of counsel pursuant to § 1915(e)(1). Rand, 113
F.3d at 1525.
a reasonable method of securing and compensating counsel, the
Court will seek volunteer counsel only in the most serious
and exceptional cases. In determining whether
“exceptional circumstances exist, the district court
must evaluate both the likelihood of success on the merits
[and] the ability of the [plaintiff] to articulate his claims
pro se in light of the complexity of the legal issues
involved.” Id. (internal quotation marks and
citations omitted). “Neither of these considerations is
dispositive and instead must be viewed together.”
Palmer v. Valdez, 560 F.3d 965, 970 (9th Cir. 2009).
The burden of demonstrating exceptional circumstances is on
Court has considered Plaintiff's request for appointed
counsel, but does not find the required exceptional
circumstances. Initially, circumstances common to most
prisoners, such as lack of legal education, limited law
library access, and lack of funds to hire counsel, do not
alone establish the exceptional circumstances that would
warrant appointment of counsel. Specifically, Plaintiff's
apprehension with pursuing this case on his own, while
understandable, is not sufficient grounds for appointing
counsel. See Wilborn v. Escalderon, 789 F.2d 1328,
1331 (9th Cir. 1986) (“Most actions require development

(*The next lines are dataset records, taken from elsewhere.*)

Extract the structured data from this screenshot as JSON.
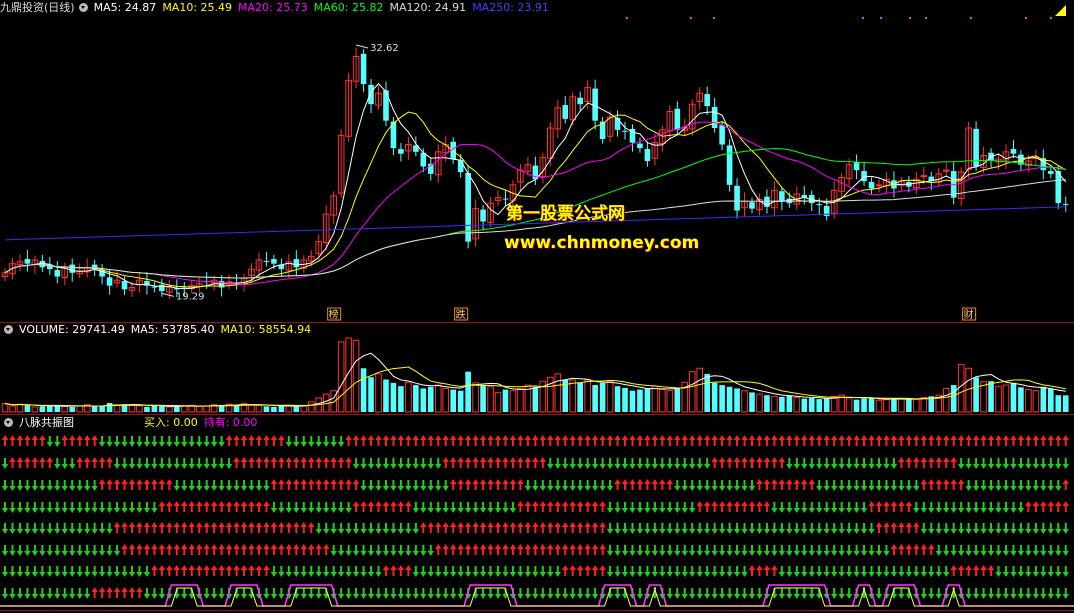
{
  "main_header": {
    "title": "九鼎投资(日线)",
    "ma5": "MA5: 24.87",
    "ma10": "MA10: 25.49",
    "ma20": "MA20: 25.73",
    "ma60": "MA60: 25.82",
    "ma120": "MA120: 24.91",
    "ma250": "MA250: 23.91"
  },
  "vol_header": {
    "label": "VOLUME: 29741.49",
    "ma5": "MA5: 53785.40",
    "ma10": "MA10: 58554.94"
  },
  "ind_header": {
    "title": "八脉共振图",
    "buy": "买入: 0.00",
    "hold": "持有: 0.00"
  },
  "watermark": {
    "line1": "第一股票公式网",
    "line2": "www.chnmoney.com"
  },
  "annotations": {
    "high": "32.62",
    "low": "19.29"
  },
  "tags": [
    {
      "text": "榜",
      "bar": 44
    },
    {
      "text": "跌",
      "bar": 61
    },
    {
      "text": "财",
      "bar": 129
    }
  ],
  "colors": {
    "up": "#ff3232",
    "down": "#54ffff",
    "ma5": "#ffffff",
    "ma10": "#ffff00",
    "ma20": "#ff00ff",
    "ma60": "#00ff00",
    "ma120": "#dddddd",
    "ma250": "#3030ff",
    "arrow_up": "#ff2020",
    "arrow_down": "#22cc22",
    "signal": "#ff33ff"
  },
  "chart_data": {
    "type": "candlestick",
    "price_range": [
      18.6,
      34.2
    ],
    "bars": 143,
    "closes": [
      20.3,
      20.8,
      20.9,
      20.8,
      21.0,
      20.6,
      20.5,
      20.1,
      20.6,
      20.3,
      20.4,
      20.6,
      20.5,
      20.1,
      19.6,
      19.9,
      19.4,
      19.5,
      19.9,
      19.6,
      19.5,
      19.3,
      19.5,
      19.4,
      19.5,
      19.6,
      19.7,
      19.8,
      19.9,
      19.5,
      19.8,
      19.7,
      20.0,
      20.5,
      21.0,
      20.9,
      20.8,
      20.5,
      20.9,
      20.6,
      21.0,
      21.2,
      22.0,
      23.5,
      24.5,
      27.8,
      30.8,
      32.1,
      30.6,
      29.5,
      30.1,
      28.6,
      27.1,
      26.8,
      27.3,
      26.9,
      26.1,
      25.7,
      26.9,
      27.3,
      26.5,
      25.8,
      22.0,
      23.8,
      23.1,
      24.1,
      24.4,
      24.3,
      25.1,
      25.9,
      26.2,
      25.4,
      26.6,
      28.2,
      29.3,
      28.7,
      29.9,
      29.5,
      30.4,
      28.6,
      27.6,
      28.8,
      28.1,
      28.0,
      27.4,
      27.1,
      26.4,
      27.4,
      28.1,
      29.1,
      28.1,
      28.2,
      29.5,
      30.1,
      29.4,
      28.2,
      27.3,
      25.1,
      23.7,
      24.2,
      23.8,
      24.3,
      23.9,
      24.8,
      24.2,
      24.1,
      24.6,
      24.4,
      24.1,
      24.0,
      23.4,
      24.8,
      25.5,
      26.2,
      25.9,
      25.3,
      24.9,
      25.1,
      25.4,
      24.9,
      25.3,
      25.0,
      25.4,
      25.6,
      25.3,
      25.7,
      25.9,
      24.4,
      25.8,
      28.2,
      26.1,
      26.7,
      26.4,
      26.5,
      26.9,
      26.8,
      26.2,
      26.4,
      26.6,
      25.9,
      25.7,
      24.1,
      24.0
    ],
    "volumes": [
      15000,
      11000,
      14000,
      12000,
      9000,
      10000,
      11000,
      12000,
      10000,
      9000,
      11000,
      13000,
      10000,
      11000,
      16000,
      12000,
      14000,
      13000,
      11000,
      9000,
      12000,
      10000,
      9000,
      10000,
      11000,
      12000,
      10000,
      11000,
      13000,
      12000,
      14000,
      12000,
      15000,
      13000,
      12000,
      10000,
      9000,
      11000,
      12000,
      10000,
      11000,
      18000,
      25000,
      32000,
      38000,
      125000,
      132000,
      128000,
      78000,
      62000,
      68000,
      58000,
      52000,
      46000,
      53000,
      48000,
      42000,
      45000,
      48000,
      42000,
      40000,
      38000,
      72000,
      52000,
      48000,
      45000,
      35000,
      40000,
      38000,
      42000,
      48000,
      45000,
      55000,
      62000,
      68000,
      58000,
      57000,
      52000,
      57000,
      48000,
      52000,
      55000,
      46000,
      43000,
      38000,
      40000,
      42000,
      46000,
      40000,
      38000,
      43000,
      53000,
      72000,
      78000,
      68000,
      52000,
      48000,
      45000,
      42000,
      38000,
      35000,
      32000,
      30000,
      28000,
      27000,
      29000,
      26000,
      24000,
      25000,
      23000,
      24000,
      28000,
      30000,
      25000,
      22000,
      24000,
      26000,
      21000,
      22000,
      24000,
      23000,
      25000,
      22000,
      26000,
      28000,
      30000,
      42000,
      48000,
      85000,
      78000,
      62000,
      54000,
      55000,
      46000,
      48000,
      52000,
      44000,
      40000,
      38000,
      45000,
      42000,
      30000,
      29741
    ]
  },
  "indicator": {
    "rows": [
      "UUUUUUDDUUUUUDDDDDDDDDDDDDDDDDUUUUUUUUDDDDDDDDUUUUUUUUUUUUUUUUUUUUUUUUUUUUUUUUUUUUUUUUUUUUUUUUUUUUUUUUUUUUUUUUUUUUUUUUUUUUUUUUUUUUUUUUUUUUUUUUUUUUUUUUUUUUUUUUUUUUUUUUUUUUUUUUUUUUUUUUUUUUUUUUUUUUUUUUUUUUUUUUUUUUUUUUUUUUUUUUUUUUUUUUUU",
      "DUUUUUUDDDUUUUUDDDDDDDDDDDDDDDDUUUUUUUUUUUUUUUUDDDDDDDDDDDDUUUUUUUUUUUUUUDDDDDDDDDDDDDDDDDDDDDDUUUUUUUUUUDDDDDDDDDDDDDDDUUUUUUUUDDDDDDDDDDDDDDDDDDDDUUUUUU",
      "DDDDDDDDDDDDDUUUUUUUUUUDDDDDDDDDDDDDUUUUUUUUUUUUDDDDDDDDDDDDUUUUUUUUUUDDDDDDDDDDDDUUUUUUUUDDDDDDDDDDDUUUUUUUUDDDDDDDDDDDDDDUUUUUUDDDDDDDDDDDDDUUUUUUDDDDDDDD",
      "DDDDDDDDDDDDDDDDDDDDDUUUUUUUUUUUUUUUDDDDDDDDDDDUUUUUUUUDDDDDDDDDDDDDDUUUUUUUUUUUUDDDDDDDDDDDDUUUUUUUUUUDDDDDDDDDDDDDUUUUUUDDDDDDDDDDDDDDDUUUUUUDDDDDDDDDDD",
      "DDDDDDDDDDDDDDDUUUUUUUUUUUUUUUUUUUUUUUUUUUDDDDDDDDDDDDDDUUUUUUUUUUUUUUUUUUUUUUUUUDDDDDDDDDDDDDDDDDDDDDDDDDDDDDDDDDDDDUUUUUUDDDDDDDDDDDDDDDDDDDDDDDDDDDDDDDDDD",
      "DDDDDDDDDDDDDDDDUUUUUUUUUUUUUUUUUUUUUUUUUUUUDDDDDDDDDDDDDDUUUUUUUUUUUUUUUUUUUUUUUDDDDDDDDDDDDDDDDDDDDDDDDDDDDDDDDDDDDDDUUUUUUDDDDDDDDDDDDDDDDDDDDDDDDDDDDDDD",
      "DDDDDDDDDDDDDDDDDDDDUUUUUUUUUUUUUUUUDDDDDDDDDDDDDDDUUUUDDDDDDDDDDDDDDDDDDDDUUUUUUDDDDDDDDDDDDDDDDDDDUUUUDDDDDDDDDDDDDDDDDDDDDDDUUUUUUDDDDDDDDDDDDDDDDDDDD",
      "DDDDDDDDDDDDUUUUUUUDDDDDDDDDDDDDDDDDDDDDDDDDDDDDDDDDDDDDDDDDDDDDDDDDDDDDDDDDDDDDDDDDDDDDDDDDDDDDDDDDDDDDDDDDDDDDDDDDDDDDDDDDDDDDDDDDDDDDDDDDDDDDDDDDDDDDD"
    ],
    "signal_windows": [
      [
        22,
        26
      ],
      [
        30,
        34
      ],
      [
        38,
        44
      ],
      [
        62,
        68
      ],
      [
        80,
        84
      ],
      [
        86,
        88
      ],
      [
        102,
        110
      ],
      [
        114,
        116
      ],
      [
        118,
        122
      ],
      [
        126,
        128
      ]
    ]
  }
}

of further facts during litigation and a pro se litigant will
seldom be in a position to investigate easily the facts
necessary to support the case.”).

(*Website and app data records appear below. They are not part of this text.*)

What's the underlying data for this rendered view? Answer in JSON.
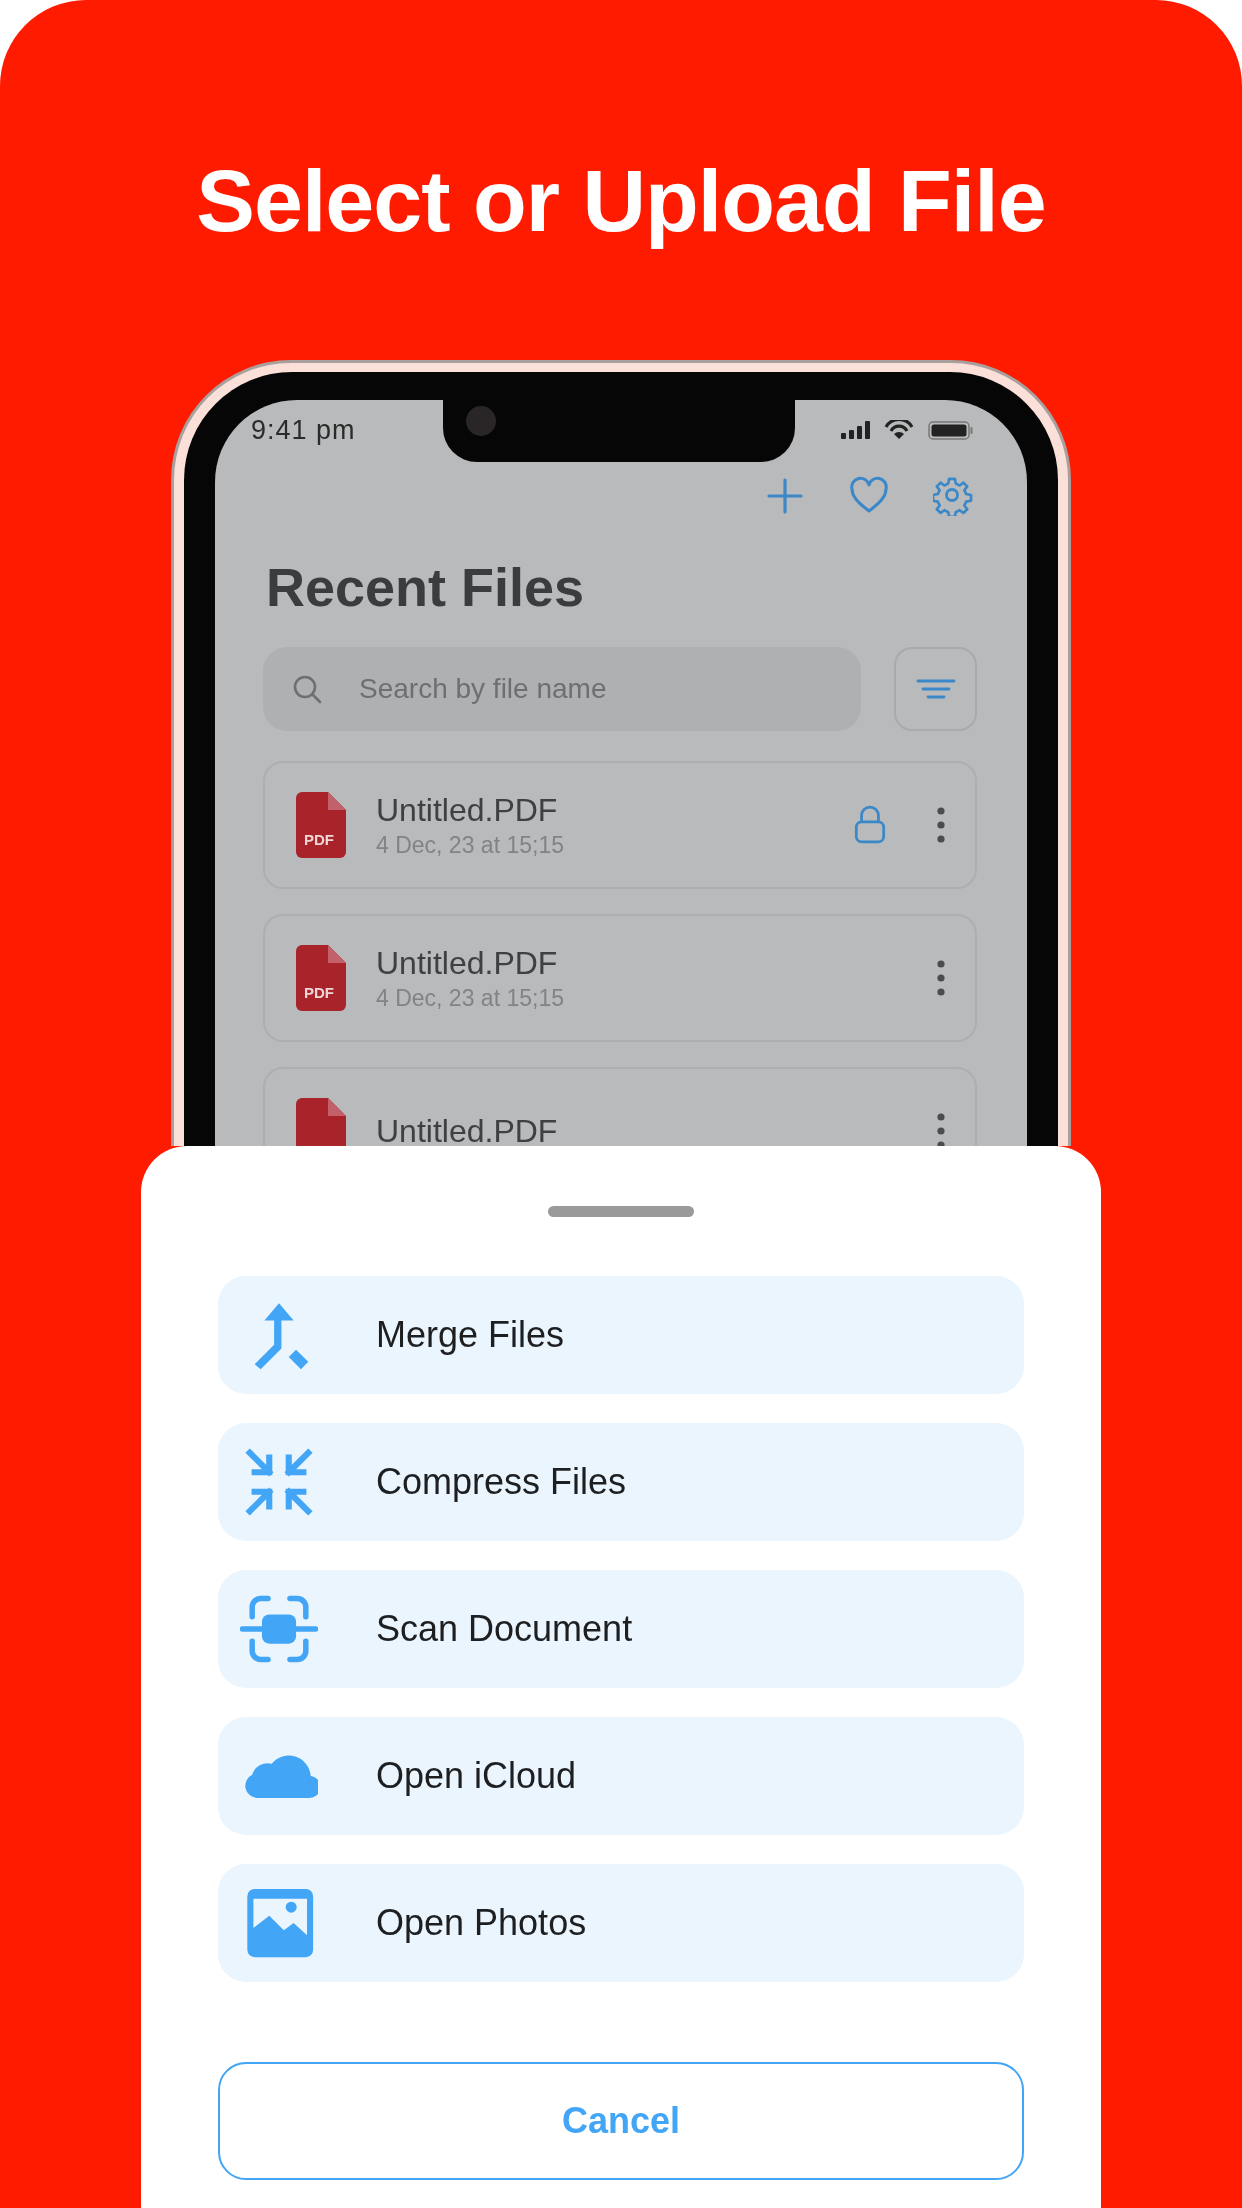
{
  "headline": "Select or Upload File",
  "phone": {
    "status_bar": {
      "time": "9:41 pm"
    },
    "title": "Recent Files",
    "search": {
      "placeholder": "Search by file name"
    },
    "files": [
      {
        "name": "Untitled.PDF",
        "date": "4 Dec, 23 at 15;15",
        "badge": "PDF",
        "locked": true
      },
      {
        "name": "Untitled.PDF",
        "date": "4 Dec, 23 at 15;15",
        "badge": "PDF",
        "locked": false
      },
      {
        "name": "Untitled.PDF",
        "locked": false
      }
    ]
  },
  "sheet": {
    "actions": [
      {
        "label": "Merge Files",
        "kind": "merge"
      },
      {
        "label": "Compress Files",
        "kind": "compress"
      },
      {
        "label": "Scan Document",
        "kind": "scan"
      },
      {
        "label": "Open iCloud",
        "kind": "cloud"
      },
      {
        "label": "Open Photos",
        "kind": "photos"
      }
    ],
    "cancel": "Cancel"
  }
}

with respect to Plaintiff's claim that his diagnosed
mental illness makes this case too complex for him to
litigate at this stage of the proceedings, a plaintiff that
shows an ability to reasonably articulate his claims is not
entitled to appointment of counsel, regardless of whether the
plaintiff has mental health problems. See Warren v.
Harrison, 244 Fed.Appx. 831, 832 (9th Cir. 2007)
(holding that an inmate plaintiff with mental health problems
was not entitled to appointment of counsel because the
plaintiff demonstrated an ability to articulate his claims
pro se); Miller v. McDaniel, 124 Fed.Appx.
488, 490 (9th Cir. 2005) (holding that an inmate plaintiff
with mental health problems was not entitled to appointment
of counsel because the plaintiff demonstrated an ability to
articulate his claims pro se). Here, while Plaintiff
has alleged that this case is too complex for him to
litigate, the Court finds that Plaintiff's claims do not
present novel or complex issues of substantive law and that
Plaintiff has demonstrated that he is able to clearly
articulate his claims and prosecute this action. Therefore,
Plaintiff's request for the appointment of counsel is
denied, without prejudice.
Plaintiff's motion for a court order requiring Defendants
to hold a settlement conference with Plaintiff and for